▸ Work request
Please write out all the data that follows exactly, without the pictures.

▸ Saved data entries
+-------+

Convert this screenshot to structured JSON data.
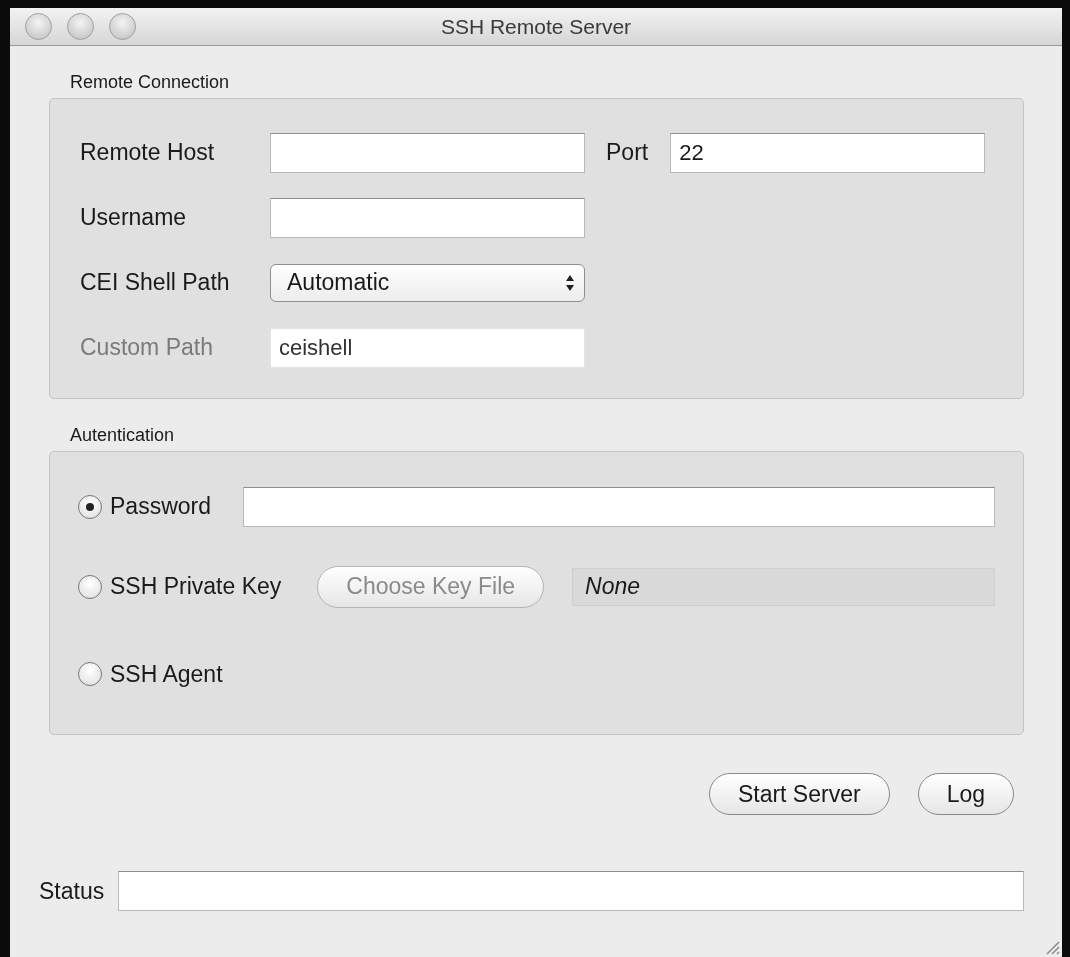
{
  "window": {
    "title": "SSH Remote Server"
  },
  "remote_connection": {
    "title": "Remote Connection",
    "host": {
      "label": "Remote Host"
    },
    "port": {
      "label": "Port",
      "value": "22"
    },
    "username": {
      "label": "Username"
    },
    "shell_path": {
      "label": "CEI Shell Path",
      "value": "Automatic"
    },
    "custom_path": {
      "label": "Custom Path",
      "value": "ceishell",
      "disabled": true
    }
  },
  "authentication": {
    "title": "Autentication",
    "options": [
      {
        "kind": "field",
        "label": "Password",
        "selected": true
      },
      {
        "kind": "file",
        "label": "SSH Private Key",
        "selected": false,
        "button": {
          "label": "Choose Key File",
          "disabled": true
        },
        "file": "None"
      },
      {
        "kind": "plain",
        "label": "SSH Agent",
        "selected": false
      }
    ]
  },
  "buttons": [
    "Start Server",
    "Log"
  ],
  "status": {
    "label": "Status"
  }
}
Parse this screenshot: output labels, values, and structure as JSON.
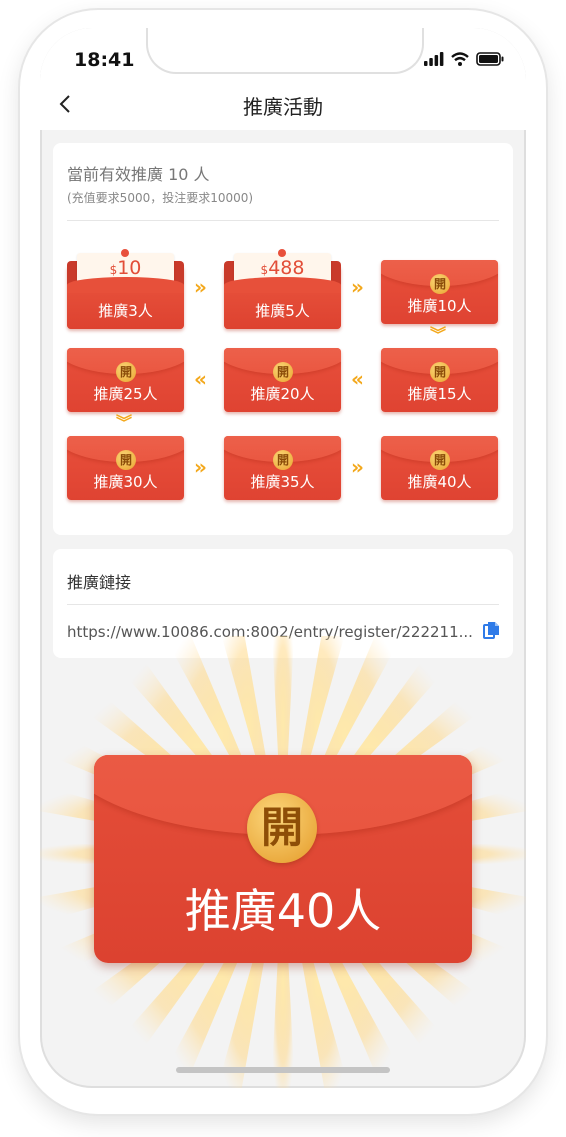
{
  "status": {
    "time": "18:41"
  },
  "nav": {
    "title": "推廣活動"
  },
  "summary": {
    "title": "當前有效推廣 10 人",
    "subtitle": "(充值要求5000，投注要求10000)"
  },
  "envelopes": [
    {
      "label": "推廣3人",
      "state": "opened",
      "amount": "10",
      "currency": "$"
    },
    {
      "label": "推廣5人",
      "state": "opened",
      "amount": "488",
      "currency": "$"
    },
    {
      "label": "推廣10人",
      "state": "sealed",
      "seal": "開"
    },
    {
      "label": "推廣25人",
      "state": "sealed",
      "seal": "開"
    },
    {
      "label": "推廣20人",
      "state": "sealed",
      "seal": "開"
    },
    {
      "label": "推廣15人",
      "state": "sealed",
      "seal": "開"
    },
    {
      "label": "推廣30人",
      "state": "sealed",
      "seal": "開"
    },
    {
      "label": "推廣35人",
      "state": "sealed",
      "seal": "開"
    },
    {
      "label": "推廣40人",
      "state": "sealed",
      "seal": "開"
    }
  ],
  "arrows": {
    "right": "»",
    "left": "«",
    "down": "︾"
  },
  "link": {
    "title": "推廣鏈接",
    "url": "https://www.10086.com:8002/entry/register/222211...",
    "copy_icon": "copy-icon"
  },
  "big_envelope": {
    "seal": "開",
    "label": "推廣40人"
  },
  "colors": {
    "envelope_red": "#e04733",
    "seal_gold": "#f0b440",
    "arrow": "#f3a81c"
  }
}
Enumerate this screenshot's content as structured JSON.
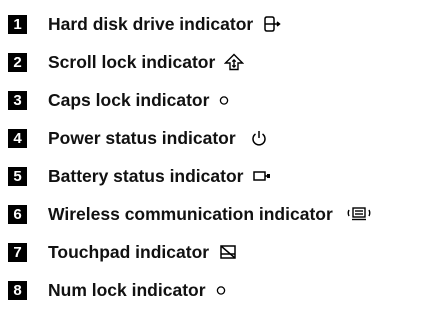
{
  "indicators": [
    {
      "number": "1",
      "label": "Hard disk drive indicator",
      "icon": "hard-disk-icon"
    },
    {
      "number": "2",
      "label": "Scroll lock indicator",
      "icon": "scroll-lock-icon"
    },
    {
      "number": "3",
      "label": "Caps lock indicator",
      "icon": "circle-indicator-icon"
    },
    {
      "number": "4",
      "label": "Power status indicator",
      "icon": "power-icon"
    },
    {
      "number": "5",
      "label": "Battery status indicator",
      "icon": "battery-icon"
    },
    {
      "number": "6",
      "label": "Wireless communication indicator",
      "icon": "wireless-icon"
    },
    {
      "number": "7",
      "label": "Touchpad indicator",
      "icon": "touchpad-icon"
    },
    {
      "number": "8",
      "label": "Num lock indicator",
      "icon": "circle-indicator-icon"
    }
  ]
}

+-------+

▸ Task solution
Convert this screenshot to structured JSON data.
{
  "window": {
    "title": "SSH Remote Server"
  },
  "remote_connection": {
    "title": "Remote Connection",
    "host": {
      "label": "Remote Host"
    },
    "port": {
      "label": "Port",
      "value": "22"
    },
    "username": {
      "label": "Username"
    },
    "shell_path": {
      "label": "CEI Shell Path",
      "value": "Automatic"
    },
    "custom_path": {
      "label": "Custom Path",
      "value": "ceishell",
      "disabled": true
    }
  },
  "authentication": {
    "title": "Autentication",
    "options": [
      {
        "kind": "field",
        "label": "Password",
        "selected": true
      },
      {
        "kind": "file",
        "label": "SSH Private Key",
        "selected": false,
        "button": {
          "label": "Choose Key File",
          "disabled": true
        },
        "file": "None"
      },
      {
        "kind": "plain",
        "label": "SSH Agent",
        "selected": false
      }
    ]
  },
  "buttons": [
    "Start Server",
    "Log"
  ],
  "status": {
    "label": "Status"
  }
}
Parse this screenshot: output labels, values, and structure as JSON.
{
  "status": {
    "time": "18:41"
  },
  "nav": {
    "title": "推廣活動"
  },
  "summary": {
    "title": "當前有效推廣 10 人",
    "subtitle": "(充值要求5000，投注要求10000)"
  },
  "envelopes": [
    {
      "label": "推廣3人",
      "state": "opened",
      "amount": "10",
      "currency": "$"
    },
    {
      "label": "推廣5人",
      "state": "opened",
      "amount": "488",
      "currency": "$"
    },
    {
      "label": "推廣10人",
      "state": "sealed",
      "seal": "開"
    },
    {
      "label": "推廣25人",
      "state": "sealed",
      "seal": "開"
    },
    {
      "label": "推廣20人",
      "state": "sealed",
      "seal": "開"
    },
    {
      "label": "推廣15人",
      "state": "sealed",
      "seal": "開"
    },
    {
      "label": "推廣30人",
      "state": "sealed",
      "seal": "開"
    },
    {
      "label": "推廣35人",
      "state": "sealed",
      "seal": "開"
    },
    {
      "label": "推廣40人",
      "state": "sealed",
      "seal": "開"
    }
  ],
  "arrows": {
    "right": "»",
    "left": "«",
    "down": "︾"
  },
  "link": {
    "title": "推廣鏈接",
    "url": "https://www.10086.com:8002/entry/register/222211...",
    "copy_icon": "copy-icon"
  },
  "big_envelope": {
    "seal": "開",
    "label": "推廣40人"
  },
  "colors": {
    "envelope_red": "#e04733",
    "seal_gold": "#f0b440",
    "arrow": "#f3a81c"
  }
}
Enumerate this screenshot's content as structured JSON.
{
  "indicators": [
    {
      "number": "1",
      "label": "Hard disk drive indicator",
      "icon": "hard-disk-icon"
    },
    {
      "number": "2",
      "label": "Scroll lock indicator",
      "icon": "scroll-lock-icon"
    },
    {
      "number": "3",
      "label": "Caps lock indicator",
      "icon": "circle-indicator-icon"
    },
    {
      "number": "4",
      "label": "Power status indicator",
      "icon": "power-icon"
    },
    {
      "number": "5",
      "label": "Battery status indicator",
      "icon": "battery-icon"
    },
    {
      "number": "6",
      "label": "Wireless communication indicator",
      "icon": "wireless-icon"
    },
    {
      "number": "7",
      "label": "Touchpad indicator",
      "icon": "touchpad-icon"
    },
    {
      "number": "8",
      "label": "Num lock indicator",
      "icon": "circle-indicator-icon"
    }
  ]
}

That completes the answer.